### About this exercise
The expected answer is a bare count of the lines in the data below that contain "true".

====== Data

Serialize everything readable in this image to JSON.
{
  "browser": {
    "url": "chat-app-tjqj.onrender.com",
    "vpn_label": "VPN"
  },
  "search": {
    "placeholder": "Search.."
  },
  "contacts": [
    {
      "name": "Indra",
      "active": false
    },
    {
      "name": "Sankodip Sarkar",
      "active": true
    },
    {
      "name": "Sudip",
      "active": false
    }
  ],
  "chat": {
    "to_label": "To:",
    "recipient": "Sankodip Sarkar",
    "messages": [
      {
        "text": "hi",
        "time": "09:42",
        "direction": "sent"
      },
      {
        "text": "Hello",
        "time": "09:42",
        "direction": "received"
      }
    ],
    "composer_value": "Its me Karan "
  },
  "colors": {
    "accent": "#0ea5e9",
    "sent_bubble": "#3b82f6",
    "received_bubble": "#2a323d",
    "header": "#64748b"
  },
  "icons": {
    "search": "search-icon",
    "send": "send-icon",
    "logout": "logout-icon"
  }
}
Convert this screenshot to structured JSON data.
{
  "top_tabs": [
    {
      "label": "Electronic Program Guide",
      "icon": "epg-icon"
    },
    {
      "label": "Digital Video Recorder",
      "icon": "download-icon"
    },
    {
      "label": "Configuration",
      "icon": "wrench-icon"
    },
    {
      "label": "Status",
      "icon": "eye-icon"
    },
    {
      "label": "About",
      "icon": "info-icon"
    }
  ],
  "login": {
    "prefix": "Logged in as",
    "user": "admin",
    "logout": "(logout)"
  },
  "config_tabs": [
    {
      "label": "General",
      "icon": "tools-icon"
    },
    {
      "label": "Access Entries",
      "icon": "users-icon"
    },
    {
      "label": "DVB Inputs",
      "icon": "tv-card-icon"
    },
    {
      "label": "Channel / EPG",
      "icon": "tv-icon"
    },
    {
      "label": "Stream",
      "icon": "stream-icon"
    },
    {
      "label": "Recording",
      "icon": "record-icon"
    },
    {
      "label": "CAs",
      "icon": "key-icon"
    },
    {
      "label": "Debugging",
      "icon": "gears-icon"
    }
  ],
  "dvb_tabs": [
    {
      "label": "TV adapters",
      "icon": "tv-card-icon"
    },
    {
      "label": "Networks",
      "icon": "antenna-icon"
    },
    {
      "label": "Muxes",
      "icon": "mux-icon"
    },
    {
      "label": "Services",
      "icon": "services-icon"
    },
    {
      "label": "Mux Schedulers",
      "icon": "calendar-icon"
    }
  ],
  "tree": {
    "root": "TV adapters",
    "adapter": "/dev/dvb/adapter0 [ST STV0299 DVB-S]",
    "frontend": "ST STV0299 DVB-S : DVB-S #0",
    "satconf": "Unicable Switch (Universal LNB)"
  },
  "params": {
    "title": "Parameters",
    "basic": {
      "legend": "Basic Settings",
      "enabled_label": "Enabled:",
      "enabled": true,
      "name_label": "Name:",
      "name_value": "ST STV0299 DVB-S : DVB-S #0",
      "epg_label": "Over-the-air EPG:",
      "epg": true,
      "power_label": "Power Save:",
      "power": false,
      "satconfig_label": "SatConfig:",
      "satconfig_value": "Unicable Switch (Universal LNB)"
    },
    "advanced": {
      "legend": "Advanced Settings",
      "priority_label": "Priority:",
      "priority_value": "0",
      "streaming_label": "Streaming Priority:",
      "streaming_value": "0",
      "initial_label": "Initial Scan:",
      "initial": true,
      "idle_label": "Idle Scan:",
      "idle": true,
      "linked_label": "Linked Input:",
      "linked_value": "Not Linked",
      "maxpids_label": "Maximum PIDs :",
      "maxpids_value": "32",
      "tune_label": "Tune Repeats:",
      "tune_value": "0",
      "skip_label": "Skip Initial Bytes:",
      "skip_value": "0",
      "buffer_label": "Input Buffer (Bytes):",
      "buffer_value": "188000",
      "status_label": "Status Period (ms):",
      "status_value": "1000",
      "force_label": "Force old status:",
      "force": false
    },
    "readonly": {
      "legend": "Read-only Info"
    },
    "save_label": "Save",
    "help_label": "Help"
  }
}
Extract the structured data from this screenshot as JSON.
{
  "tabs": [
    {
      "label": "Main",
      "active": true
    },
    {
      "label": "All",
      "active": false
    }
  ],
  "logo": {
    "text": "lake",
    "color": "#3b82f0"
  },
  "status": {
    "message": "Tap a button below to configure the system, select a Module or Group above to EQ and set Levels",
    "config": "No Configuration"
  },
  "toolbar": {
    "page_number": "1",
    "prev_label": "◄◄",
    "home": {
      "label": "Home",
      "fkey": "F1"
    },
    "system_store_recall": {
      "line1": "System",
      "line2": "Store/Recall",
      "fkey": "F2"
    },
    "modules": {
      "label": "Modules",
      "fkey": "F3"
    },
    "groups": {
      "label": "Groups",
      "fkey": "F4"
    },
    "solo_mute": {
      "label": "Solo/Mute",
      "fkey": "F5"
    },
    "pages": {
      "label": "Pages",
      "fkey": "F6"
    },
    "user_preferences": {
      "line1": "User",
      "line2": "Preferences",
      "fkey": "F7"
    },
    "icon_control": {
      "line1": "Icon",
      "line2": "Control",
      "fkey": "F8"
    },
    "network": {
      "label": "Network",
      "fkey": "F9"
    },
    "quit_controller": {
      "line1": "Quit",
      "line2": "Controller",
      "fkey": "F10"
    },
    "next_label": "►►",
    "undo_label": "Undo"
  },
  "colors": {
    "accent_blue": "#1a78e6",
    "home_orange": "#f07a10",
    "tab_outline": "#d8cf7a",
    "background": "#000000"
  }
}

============

### Result below
6